[App and web page records]
-- Opening Marker --

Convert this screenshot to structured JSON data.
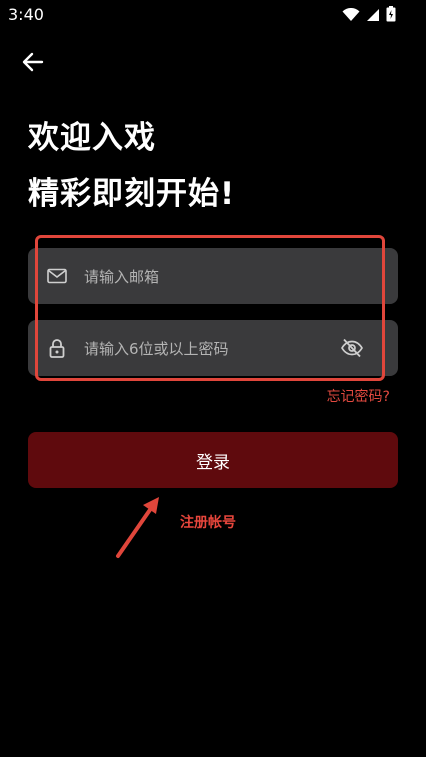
{
  "status_bar": {
    "time": "3:40"
  },
  "header": {
    "back_icon": "arrow-left-icon",
    "title_line1": "欢迎入戏",
    "title_line2": "精彩即刻开始!"
  },
  "form": {
    "email": {
      "placeholder": "请输入邮箱",
      "value": "",
      "icon": "mail-icon"
    },
    "password": {
      "placeholder": "请输入6位或以上密码",
      "value": "",
      "icon": "lock-icon",
      "toggle_icon": "eye-off-icon"
    },
    "forgot_label": "忘记密码?",
    "login_label": "登录",
    "register_label": "注册帐号"
  },
  "colors": {
    "background": "#000000",
    "field_bg": "#3a3a3c",
    "login_button": "#5f0a0d",
    "annotation_red": "#e0463b"
  }
}
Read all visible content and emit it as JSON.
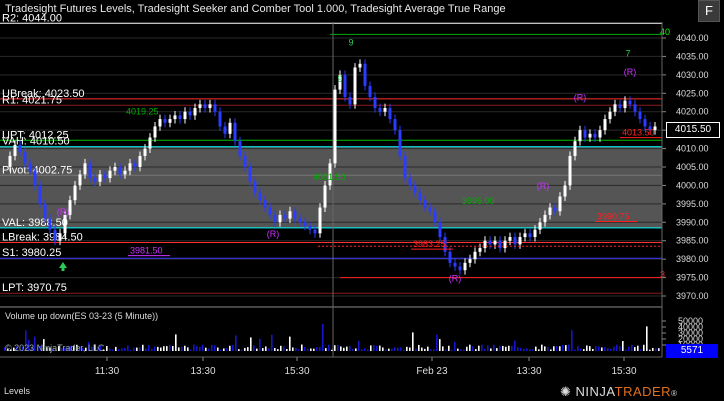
{
  "header": {
    "title": "Tradesight Futures Levels, Tradesight Seeker and Comber Tool 1.000, Tradesight Average True Range",
    "f_button": "F"
  },
  "levels": [
    {
      "label": "R2: 4044.00",
      "price": 4044.0,
      "color": "#ffffff"
    },
    {
      "label": "UBreak: 4023.50",
      "price": 4023.5,
      "color": "#ff3030"
    },
    {
      "label": "R1: 4021.75",
      "price": 4021.75,
      "color": "#8b1a1a"
    },
    {
      "label": "UPT: 4012.25",
      "price": 4012.25,
      "color": "#00c000"
    },
    {
      "label": "VAH: 4010.50",
      "price": 4010.5,
      "color": "#00ffff"
    },
    {
      "label": "Pivot: 4002.75",
      "price": 4002.75,
      "color": "#777777"
    },
    {
      "label": "VAL: 3988.50",
      "price": 3988.5,
      "color": "#00ffff"
    },
    {
      "label": "LBreak: 3984.50",
      "price": 3984.5,
      "color": "#ff3030"
    },
    {
      "label": "S1: 3980.25",
      "price": 3980.25,
      "color": "#3a3aff"
    },
    {
      "label": "LPT: 3970.75",
      "price": 3970.75,
      "color": "#8b1a1a"
    }
  ],
  "annotations": [
    {
      "text": "3981.50",
      "color": "#cc33ff"
    },
    {
      "text": "3983.25",
      "color": "#ff2020"
    },
    {
      "text": "3990.75",
      "color": "#ff2020"
    },
    {
      "text": "4013.50",
      "color": "#ff2020"
    },
    {
      "text": "4019.25",
      "color": "#00aa00"
    },
    {
      "text": "4001.50",
      "color": "#00aa00"
    },
    {
      "text": "3995.00",
      "color": "#00aa00"
    },
    {
      "text": "40",
      "color": "#00ff00"
    },
    {
      "text": "3",
      "color": "#ff2020"
    }
  ],
  "marks": {
    "setup_r": "(R)",
    "nines": "9",
    "sevens": "7"
  },
  "price_axis": {
    "ticks": [
      "4040.00",
      "4035.00",
      "4030.00",
      "4025.00",
      "4020.00",
      "4015.00",
      "4010.00",
      "4005.00",
      "4000.00",
      "3995.00",
      "3990.00",
      "3985.00",
      "3980.00",
      "3975.00",
      "3970.00"
    ],
    "current_price": "4015.50"
  },
  "time_axis": {
    "ticks": [
      "11:30",
      "13:30",
      "15:30",
      "Feb 23",
      "13:30",
      "15:30"
    ]
  },
  "volume_panel": {
    "title": "Volume up down(ES 03-23 (5 Minute))",
    "ticks": [
      "50000",
      "40000",
      "30000",
      "20000",
      "10000"
    ],
    "current": "5571",
    "copyright": "© 2023 NinjaTrader, LLC"
  },
  "footer": {
    "tab_label": "Levels",
    "logo_prefix": "NINJA",
    "logo_suffix": "TRADER",
    "logo_reg": "®"
  },
  "colors": {
    "up_candle": "#ffffff",
    "down_candle": "#2a3cff",
    "value_area": "#555555",
    "volume_bar": "#1515d0"
  }
}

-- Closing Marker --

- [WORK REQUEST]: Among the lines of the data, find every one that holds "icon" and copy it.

- [SOLUTION TO THE EXERCISE]:
    "back_icon": "arrow-left-icon",
      "icon": "mail-icon"
      "icon": "lock-icon",
      "toggle_icon": "eye-off-icon"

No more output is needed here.